→ WHAT YOU ARE ASKED TO DO
Within the records, how many lines hold the word "Výtvarná"? State that number alone.

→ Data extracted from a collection
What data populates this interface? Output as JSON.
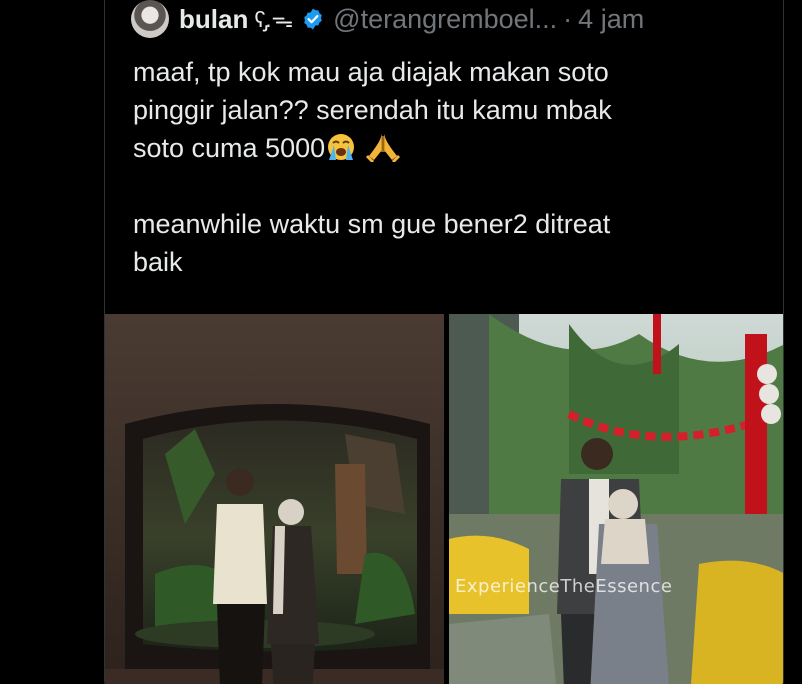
{
  "tweet": {
    "author_name": "bulan",
    "name_decoration": "ʕ̡.ᯓ",
    "handle": "@terangremboel...",
    "separator": "·",
    "time": "4 jam",
    "verified": true,
    "lines": [
      "maaf, tp kok mau aja diajak makan soto",
      "pinggir jalan?? serendah itu kamu mbak",
      "soto cuma 5000",
      "meanwhile waktu sm gue bener2 ditreat",
      "baik"
    ],
    "emoji_1": "crying-face",
    "emoji_2": "folded-hands"
  },
  "media": {
    "left_photo": "couple-in-front-of-aquarium",
    "right_photo": "couple-in-garden-with-lanterns",
    "watermark": "ExperienceTheEssence"
  },
  "colors": {
    "background": "#000000",
    "text": "#e7e9ea",
    "muted": "#71767b",
    "border": "#2f3336",
    "verified_blue": "#1d9bf0"
  }
}
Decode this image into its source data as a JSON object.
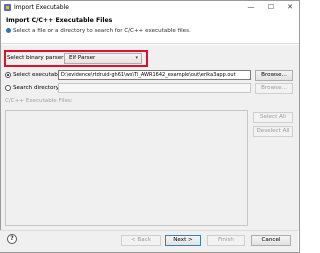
{
  "window": {
    "title": "Import Executable",
    "controls": {
      "minimize": "—",
      "maximize": "☐",
      "close": "✕"
    }
  },
  "banner": {
    "title": "Import C/C++ Executable Files",
    "description": "Select a file or a directory to search for C/C++ executable files."
  },
  "parser": {
    "label": "Select binary parser:",
    "selected": "Elf Parser",
    "highlight_color": "#e0102a"
  },
  "executable": {
    "label": "Select executable:",
    "value": "D:\\evidence\\rtdruid-gh61\\ws\\Ti_AWR1642_example\\out\\erika3app.out",
    "selected": true,
    "browse_label": "Browse..."
  },
  "search": {
    "label": "Search directory:",
    "value": "",
    "selected": false,
    "browse_label": "Browse..."
  },
  "files": {
    "label": "C/C++ Executable Files:",
    "select_all_label": "Select All",
    "deselect_all_label": "Deselect All"
  },
  "footer": {
    "help": "?",
    "back_label": "< Back",
    "next_label": "Next >",
    "finish_label": "Finish",
    "cancel_label": "Cancel"
  }
}
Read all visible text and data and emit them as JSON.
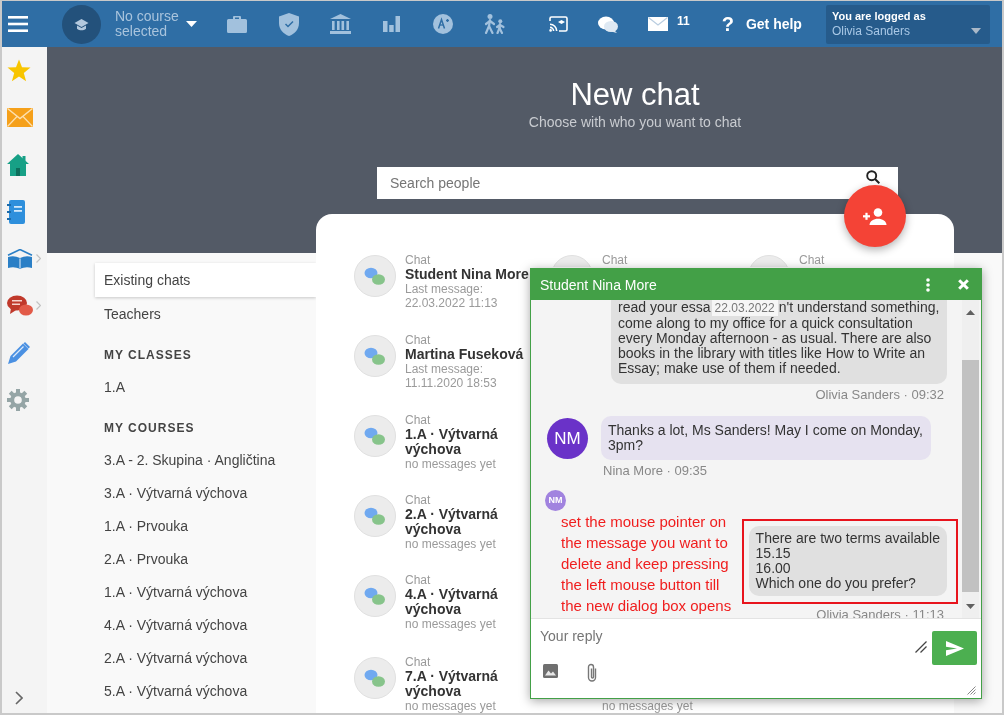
{
  "top_bar": {
    "course": "No course selected",
    "mail_count": "11",
    "help_icon": "?",
    "help": "Get help",
    "user_label": "You are logged as",
    "user_name": "Olivia Sanders"
  },
  "header": {
    "title": "New chat",
    "subtitle": "Choose with who you want to chat",
    "search_placeholder": "Search people"
  },
  "chat_nav": {
    "items": [
      {
        "label": "Existing chats",
        "selected": true
      },
      {
        "label": "Teachers",
        "selected": false
      }
    ],
    "sections": [
      {
        "heading": "MY CLASSES",
        "items": [
          {
            "label": "1.A",
            "selected": false
          }
        ]
      },
      {
        "heading": "MY COURSES",
        "items": [
          {
            "label": "3.A - 2. Skupina · Angličtina",
            "selected": false
          },
          {
            "label": "3.A · Výtvarná výchova",
            "selected": false
          },
          {
            "label": "1.A · Prvouka",
            "selected": false
          },
          {
            "label": "2.A · Prvouka",
            "selected": false
          },
          {
            "label": "1.A · Výtvarná výchova",
            "selected": false
          },
          {
            "label": "4.A · Výtvarná výchova",
            "selected": false
          },
          {
            "label": "2.A · Výtvarná výchova",
            "selected": false
          },
          {
            "label": "5.A · Výtvarná výchova",
            "selected": false
          }
        ]
      }
    ]
  },
  "chat_columns": [
    [
      {
        "label": "Chat",
        "name": "Student Nina More",
        "status": "Last message: 22.03.2022 11:13"
      },
      {
        "label": "Chat",
        "name": "Martina Fuseková",
        "status": "Last message: 11.11.2020 18:53"
      },
      {
        "label": "Chat",
        "name": "1.A · Výtvarná výchova",
        "status": "no messages yet"
      },
      {
        "label": "Chat",
        "name": "2.A · Výtvarná výchova",
        "status": "no messages yet"
      },
      {
        "label": "Chat",
        "name": "4.A · Výtvarná výchova",
        "status": "no messages yet"
      },
      {
        "label": "Chat",
        "name": "7.A · Výtvarná výchova",
        "status": "no messages yet"
      }
    ],
    [
      {
        "label": "Chat"
      },
      {
        "status": "no messages yet"
      }
    ],
    [
      {
        "label": "Chat"
      }
    ]
  ],
  "chat_window": {
    "title": "Student Nina More",
    "messages": [
      {
        "kind": "outgoing",
        "line_start": "read your essa",
        "date_separator": "22.03.2022",
        "line_end": "n't understand something,",
        "text": "come along to my office for a quick consultation every Monday afternoon - as usual. There are also books in the library with titles like How to Write an Essay; make use of them if needed.",
        "meta": "Olivia Sanders · 09:32",
        "highlighted": false
      },
      {
        "kind": "incoming",
        "initials": "NM",
        "text": "Thanks a lot, Ms Sanders! May I come on Monday, 3pm?",
        "meta": "Nina More · 09:35",
        "read_receipt": "NM",
        "highlighted": false
      },
      {
        "kind": "outgoing",
        "annotation": "set the mouse pointer on the message you want to delete and keep pressing the left mouse button till the new dialog box opens",
        "text": "There are two terms available\n15.15\n16.00\nWhich one do you prefer?",
        "meta": "Olivia Sanders · 11:13",
        "highlighted": true
      }
    ],
    "reply_placeholder": "Your reply"
  }
}
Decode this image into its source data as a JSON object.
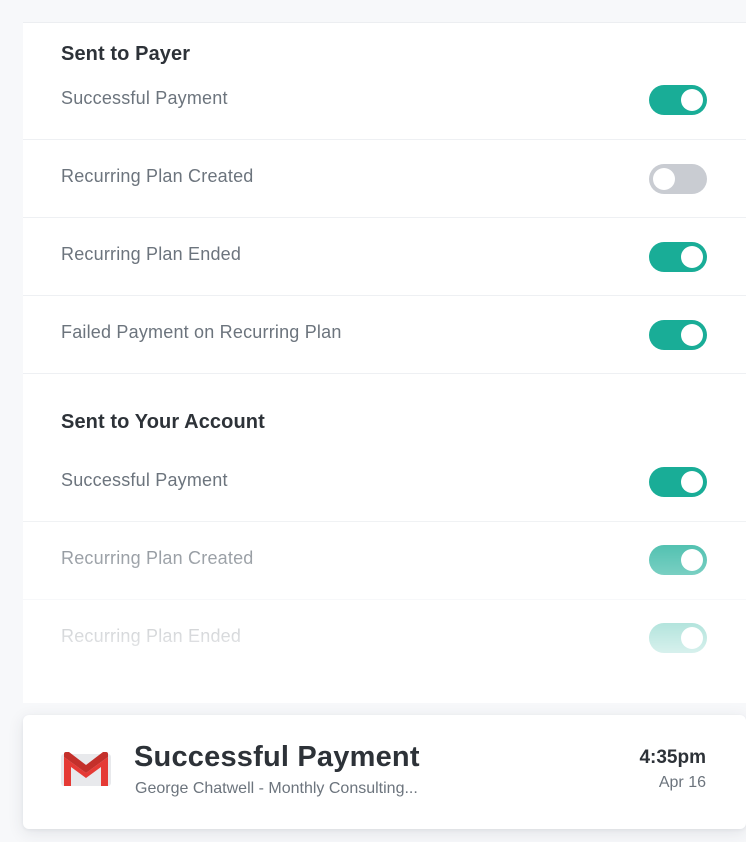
{
  "sections": [
    {
      "title": "Sent to Payer",
      "items": [
        {
          "label": "Successful Payment",
          "enabled": true
        },
        {
          "label": "Recurring Plan Created",
          "enabled": false
        },
        {
          "label": "Recurring Plan Ended",
          "enabled": true
        },
        {
          "label": "Failed Payment on Recurring Plan",
          "enabled": true
        }
      ]
    },
    {
      "title": "Sent to Your Account",
      "items": [
        {
          "label": "Successful Payment",
          "enabled": true
        },
        {
          "label": "Recurring Plan Created",
          "enabled": true
        },
        {
          "label": "Recurring Plan Ended",
          "enabled": true
        }
      ]
    }
  ],
  "notification": {
    "icon": "gmail-icon",
    "title": "Successful Payment",
    "subtitle": "George Chatwell - Monthly Consulting...",
    "time": "4:35pm",
    "date": "Apr 16"
  },
  "colors": {
    "toggle_on": "#19ad97",
    "toggle_off": "#c9ccd2",
    "gmail_red": "#e53a35"
  }
}
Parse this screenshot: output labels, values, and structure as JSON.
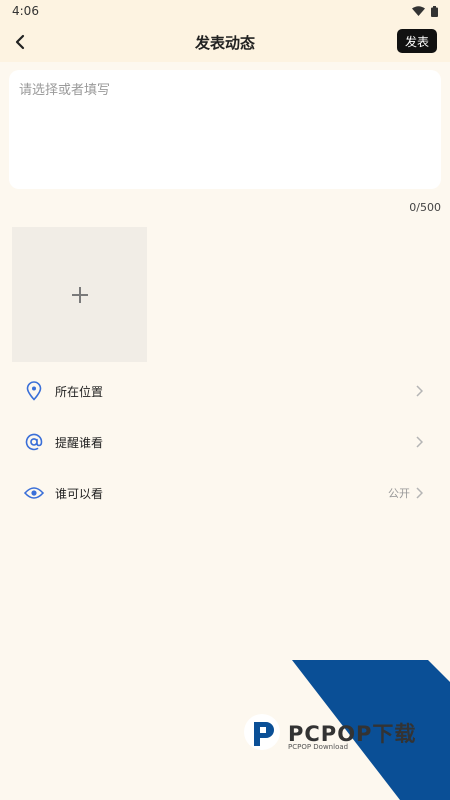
{
  "status_bar": {
    "time": "4:06"
  },
  "header": {
    "title": "发表动态",
    "publish_label": "发表"
  },
  "editor": {
    "placeholder": "请选择或者填写",
    "counter": "0/500"
  },
  "options": [
    {
      "label": "所在位置",
      "value": "",
      "icon": "location-pin-icon"
    },
    {
      "label": "提醒谁看",
      "value": "",
      "icon": "at-icon"
    },
    {
      "label": "谁可以看",
      "value": "公开",
      "icon": "eye-icon"
    }
  ],
  "watermark": {
    "brand": "PCPOP下载",
    "sub": "PCPOP Download"
  },
  "colors": {
    "accent_blue": "#3a6fd8",
    "header_bg": "#fdf3e1",
    "page_bg": "#fdf8ef",
    "watermark_blue": "#0a4f96"
  }
}
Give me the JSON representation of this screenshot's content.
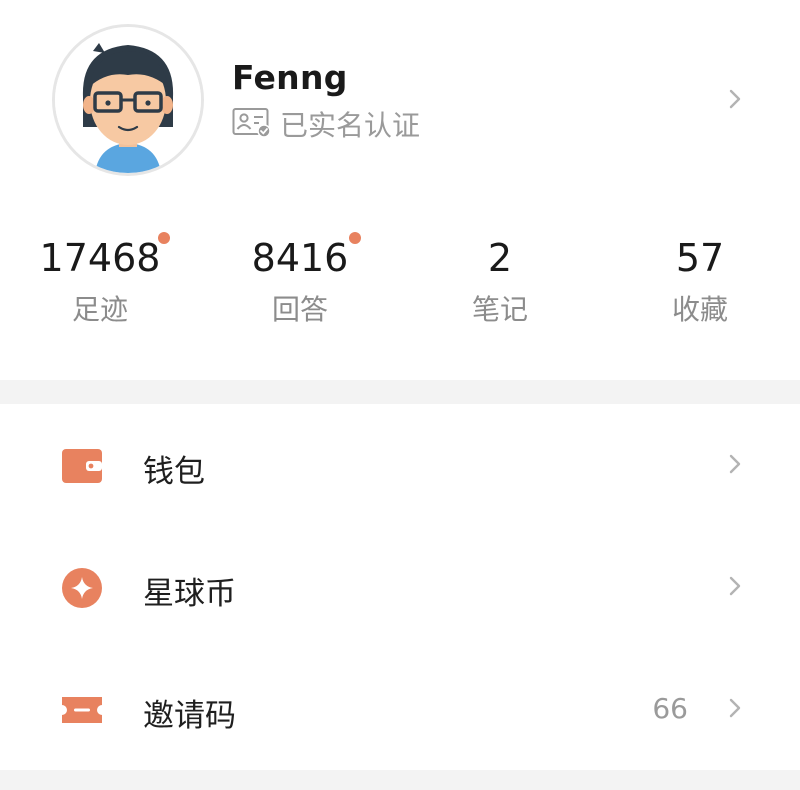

→ SOLUTION
9